Any new developments due to new EPC 2000 claims?
There are discussions about whether the scope of protection of European Patent Convention 2000 ("EPC 2000") claims (that is, second medical use claims made in the form "X for use in treating Y") would be different compared to purpose limited use claims / Swiss-type claims as they are not use claims, but product claims. With regard to EPC 2000 claims there is no case law on infringement yet9.
The recent "Kollagenase I" decision10 of the German Federal Supreme Court related only to the patentability of second medical use claims. Hence, it did not reflect on the scope of protection of EPC 2000 claims in contrast to purpose-limited use claims / Swiss-type claims. Nonetheless it is to be noted that in the end, the German Federal Supreme Court did not distinguish between the different kinds of claim language.
The Warner-Lambert decision also does not deal with EPC 2000 claims.

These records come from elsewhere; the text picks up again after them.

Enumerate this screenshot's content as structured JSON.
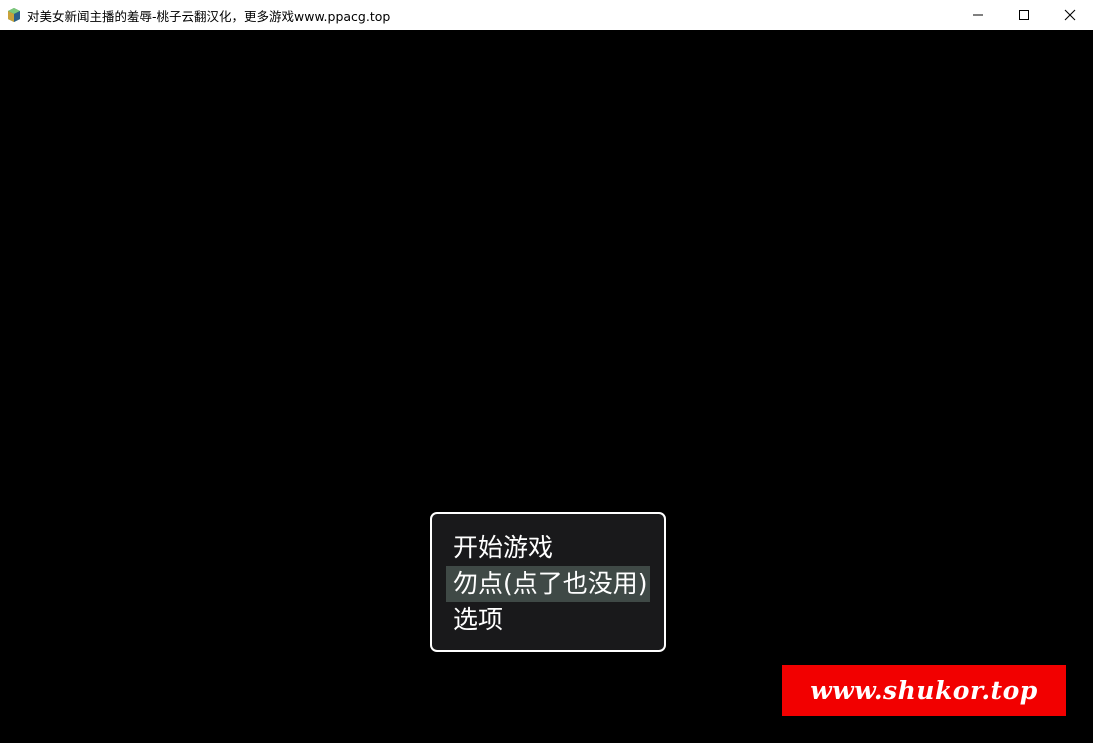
{
  "window": {
    "title": "对美女新闻主播的羞辱-桃子云翻汉化，更多游戏www.ppacg.top",
    "icon": "game-app-icon",
    "controls": {
      "minimize": "minimize-icon",
      "maximize": "maximize-icon",
      "close": "close-icon"
    }
  },
  "title_menu": {
    "items": [
      {
        "label": "开始游戏",
        "selected": false
      },
      {
        "label": "勿点(点了也没用)",
        "selected": true
      },
      {
        "label": "选项",
        "selected": false
      }
    ],
    "highlight_color": "#3f4946",
    "background_color": "#19191b",
    "border_color": "#ffffff"
  },
  "watermark": {
    "text": "www.shukor.top",
    "background_color": "#f20000",
    "text_color": "#ffffff"
  }
}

However, given that theWarner-Lambert decision turns on the construction of "for" it seems unlikely that such a claim would be treated differently to a Swiss-type claim.
Developments in the Netherlands
Less than a week after the UK Warner-Lambert decision in the UK, the Court of Appeal in the Hague took a different approach in Novartis AG v Sun Pharmaceutical Industries (Europe) BV11. In this case, Sun was held liable for indirect infringement for the sale of zoledronate, despite the fact that the patented indication for osteoporosis had been carved out of its Summary of Product Characteristics ("SmPC") and patient leaflet. The quantity of zoledronate placed on the market by Sun far exceeded the quantity needed for the number of patients suffering from pagets disease, indicating that Sun knew that its product would be used for the infringing indication. The court also held that Sun needed to do more to prevent infringement by those who were supplied with the drug, including: taking action to ensure that the tender process of the health insurer concerned distinguishes between patented and non-patented uses and making agreements with hospitals to prevent infringements. Sun had also informed its customers that Novartis had patent protection on the osteoporosis indication.
In circumstances where a generic medicine is marketed for uses other than those patented and at a significantly lower price than the patented medicine, there could be instances in which the generic medicine is prescribed or substituted for off-label and patented uses. In this respect, innovators argue that the ability of a generic company to avoid patent infringement by using an abbreviated label on the generic product ignores the commercial reality. However, in the UK and in Germany, the courts have taken the approach that this is not enough to find infringement. Indeed, the German doctrine of manifest arrangement appears not dissimilar to the UK court's requirement that there is an intention by the generic manufacturer that their product is used for the patented indication. However, as the Sun Pharmaceuticals case shows, there is not widespread harmony in Europe on this issue. Even with convergence of interpretation on the law between the Member States, there are still the widely differing healthcare systems in Europe to consider. Where the intention and / or knowledge of the manufacturer is concerned, a finding of infringement in any European Member State may depend on factors such as procurement and prescribing practices, in particular the frequency and known acceptability of off-label prescribing, together with policies on substitution and interchangeability. There is no prospect of uniformity on these matters any time soon.